A lottery is an arrangement for awarding prizes, usually money, to people who buy tickets. It is one of the oldest gambling games and is sometimes a form of public funding. A government often holds a lottery to raise money for various purposes, including military campaigns, education, health care, and other public services. Lottery winners are selected by chance, and winnings are usually large amounts of cash. The lottery is a popular way to fund private projects as well, and it is an effective way to distribute wealth among citizens.
In the United States, most states offer a variety of lottery games. Some are instant-win scratch-off games, while others involve choosing numbers or symbols that appear on a ticket.

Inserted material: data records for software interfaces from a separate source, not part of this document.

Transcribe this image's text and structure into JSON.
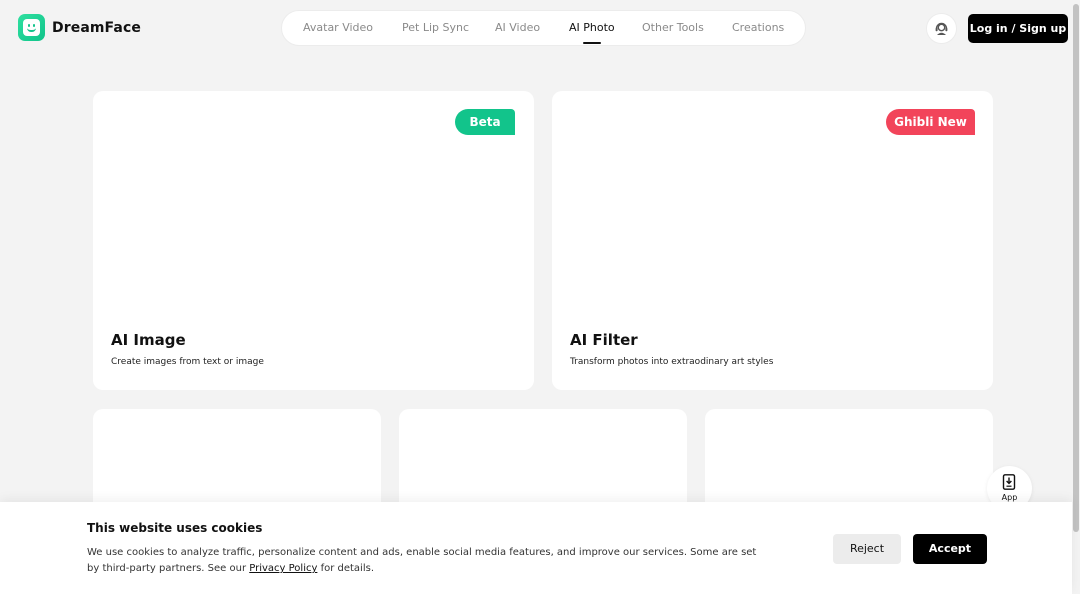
{
  "brand": {
    "name": "DreamFace"
  },
  "nav": {
    "items": [
      {
        "label": "Avatar Video"
      },
      {
        "label": "Pet Lip Sync"
      },
      {
        "label": "AI Video"
      },
      {
        "label": "AI Photo"
      },
      {
        "label": "Other Tools"
      },
      {
        "label": "Creations"
      }
    ],
    "active": "AI Photo"
  },
  "header": {
    "support_icon": "headset-icon",
    "login_label": "Log in / Sign up"
  },
  "cards": [
    {
      "title": "AI Image",
      "desc": "Create images from text or image",
      "badge": "Beta",
      "badge_color": "#12c48b"
    },
    {
      "title": "AI Filter",
      "desc": "Transform photos into extraodinary art styles",
      "badge": "Ghibli New",
      "badge_color": "#f2445a"
    }
  ],
  "app_button": {
    "label": "App",
    "icon": "download-phone-icon"
  },
  "cookie": {
    "title": "This website uses cookies",
    "text_before": "We use cookies to analyze traffic, personalize content and ads, enable social media features, and improve our services. Some are set by third-party partners. See our ",
    "link": "Privacy Policy",
    "text_after": " for details.",
    "reject_label": "Reject",
    "accept_label": "Accept"
  }
}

Some are organized so that a percentage of profits are donated to charities. Many people enjoy playing the lottery, but it is important to remember that it is a form of gambling and can be addictive. The bottom quintile of income earners play the lottery most, and they tend to spend a larger portion of their incomes on tickets than other players.
Lotteries are often criticized for being an unfair method of awarding public funds, but there are ways to improve the odds of winning. For example, some states have a rule that says the number of winners must be equal to the number of applications received. This rule reduces the chances that an individual will win more than once, and it also ensures that there are enough winners to meet demand.
The first lotteries appeared in Europe in the 15th century as a way to raise money for towns attempting to strengthen their defenses or aid the poor. They were also used to award titles of nobility, and Francis I of France permitted the first state-sponsored lotteries in several cities in 1520–1539. The word is thought to have come from the Old English word hlot, which means “lot, portion, share.”
There are many different types of lotteries, and each has its own unique rules. The most common type of lottery is a financial lottery, where participants pay a small sum of money for the chance to win a large amount of money. In some countries, the winners can choose between receiving the prize as an annuity or in a lump sum. Some lottery winners find that they have to pay taxes on the prize, which can significantly reduce their winnings.
Some of the most famous lotteries have raised huge sums of money for public causes. For example, the Florida state lottery has raised more than $25 billion for education, health, and other causes since it began in 1992. Other lotteries have been used to award sports teams or public works projects. For instance, the Massachusetts Bay colony held a lottery in 1744 to finance a canal and to build churches, schools, libraries, canal locks, colleges, and bridges. Its popularity helped fuel the American Revolution.